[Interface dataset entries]
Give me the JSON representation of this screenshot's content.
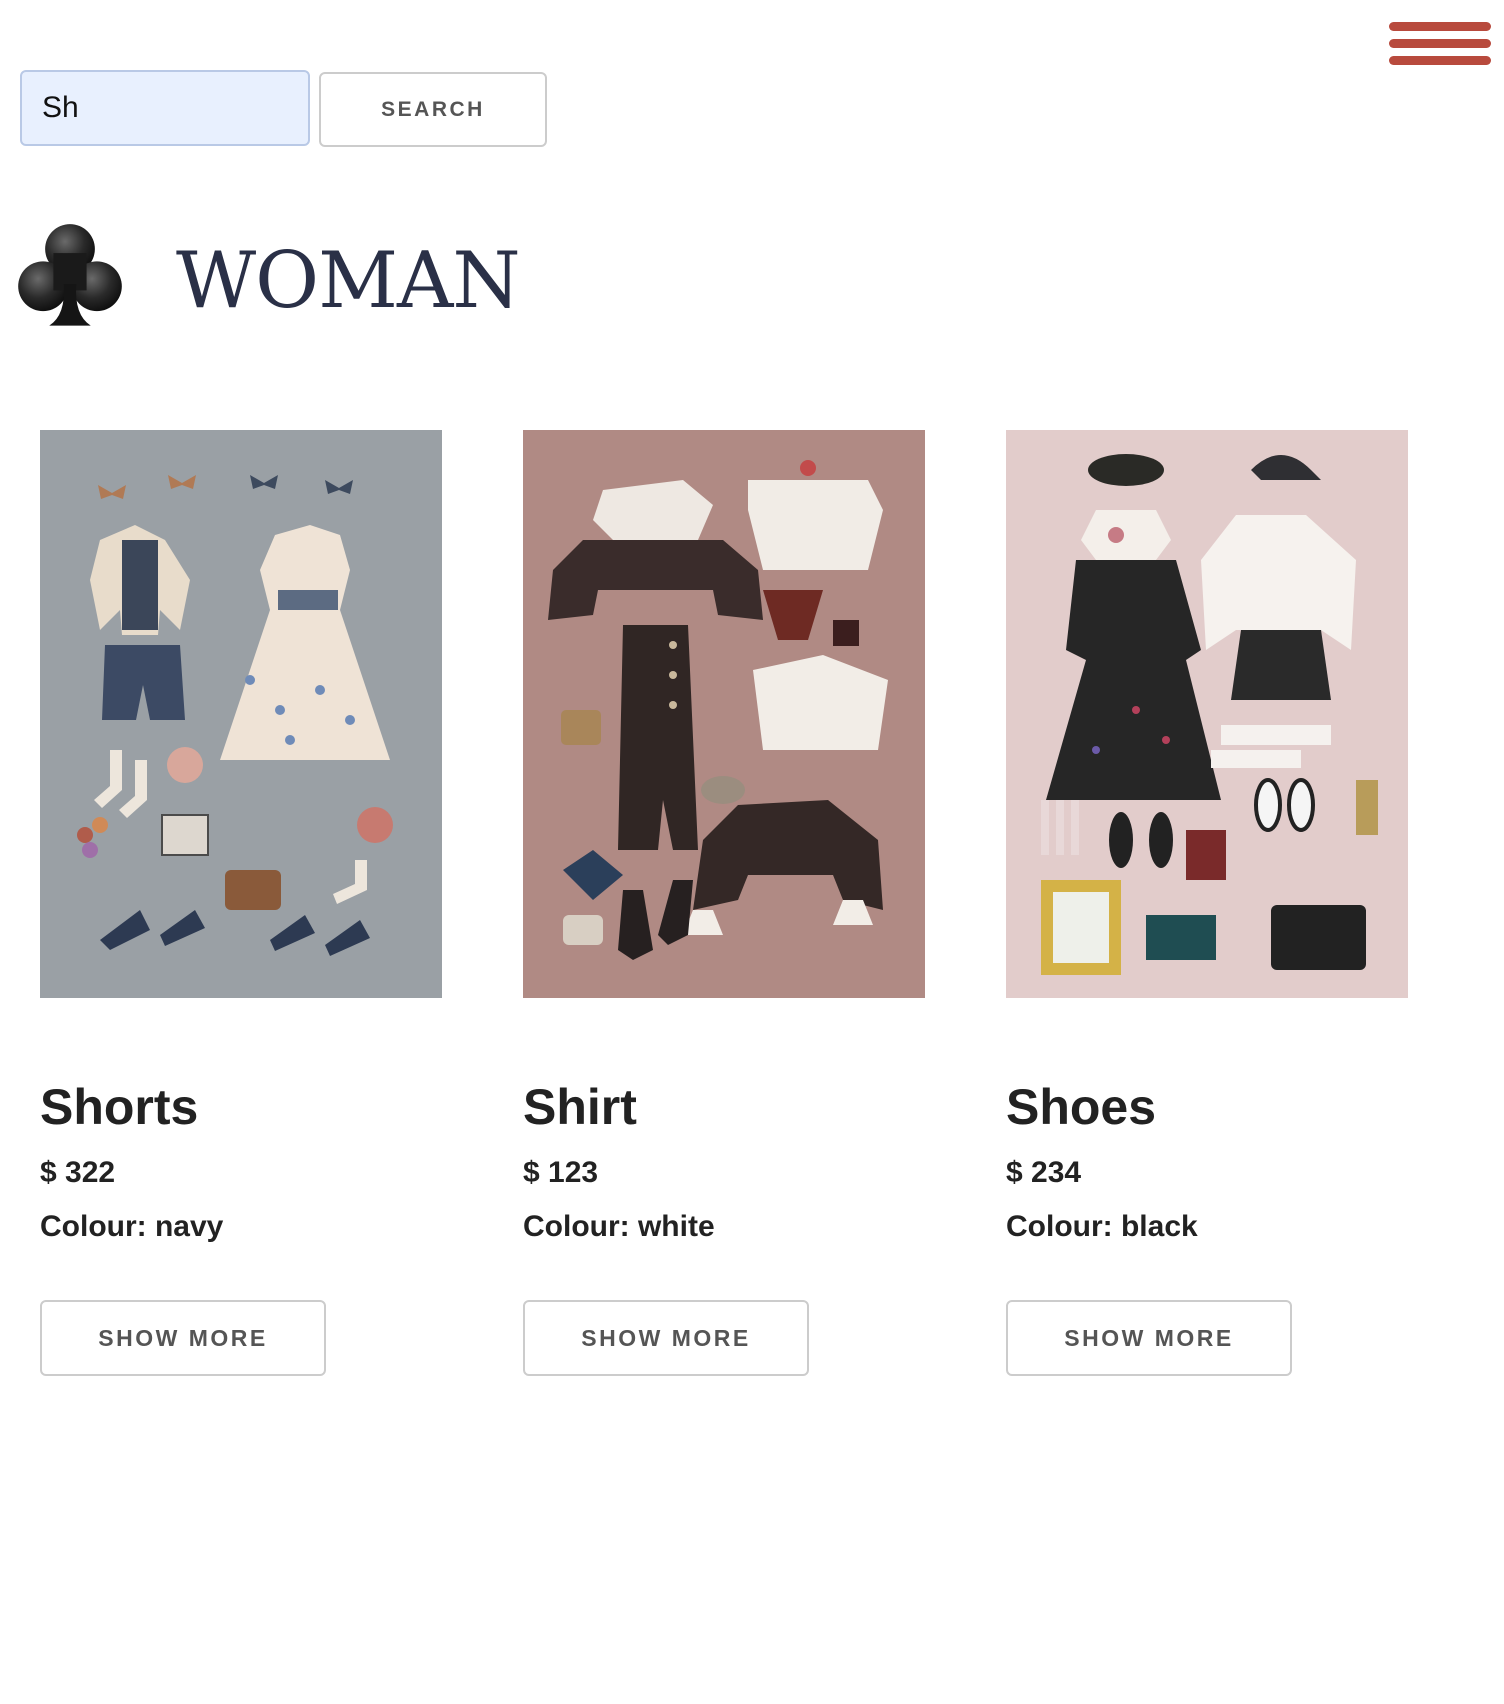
{
  "nav": {
    "menu_icon": "hamburger-menu-icon",
    "menu_color": "#b84a3d"
  },
  "search": {
    "value": "Sh",
    "button_label": "SEARCH"
  },
  "heading": {
    "icon": "club-suit-icon",
    "title": "WOMAN"
  },
  "products": [
    {
      "name": "Shorts",
      "price": "$ 322",
      "colour": "Colour: navy",
      "button_label": "SHOW MORE",
      "image_background": "#9aa0a5"
    },
    {
      "name": "Shirt",
      "price": "$ 123",
      "colour": "Colour: white",
      "button_label": "SHOW MORE",
      "image_background": "#b08a84"
    },
    {
      "name": "Shoes",
      "price": "$ 234",
      "colour": "Colour: black",
      "button_label": "SHOW MORE",
      "image_background": "#e2cccb"
    }
  ]
}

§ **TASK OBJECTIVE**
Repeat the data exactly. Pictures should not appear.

§ **EXERCISE ANSWER**
Give me the JSON representation of this screenshot's content.
{
  "nav": {
    "menu_icon": "hamburger-menu-icon",
    "menu_color": "#b84a3d"
  },
  "search": {
    "value": "Sh",
    "button_label": "SEARCH"
  },
  "heading": {
    "icon": "club-suit-icon",
    "title": "WOMAN"
  },
  "products": [
    {
      "name": "Shorts",
      "price": "$ 322",
      "colour": "Colour: navy",
      "button_label": "SHOW MORE",
      "image_background": "#9aa0a5"
    },
    {
      "name": "Shirt",
      "price": "$ 123",
      "colour": "Colour: white",
      "button_label": "SHOW MORE",
      "image_background": "#b08a84"
    },
    {
      "name": "Shoes",
      "price": "$ 234",
      "colour": "Colour: black",
      "button_label": "SHOW MORE",
      "image_background": "#e2cccb"
    }
  ]
}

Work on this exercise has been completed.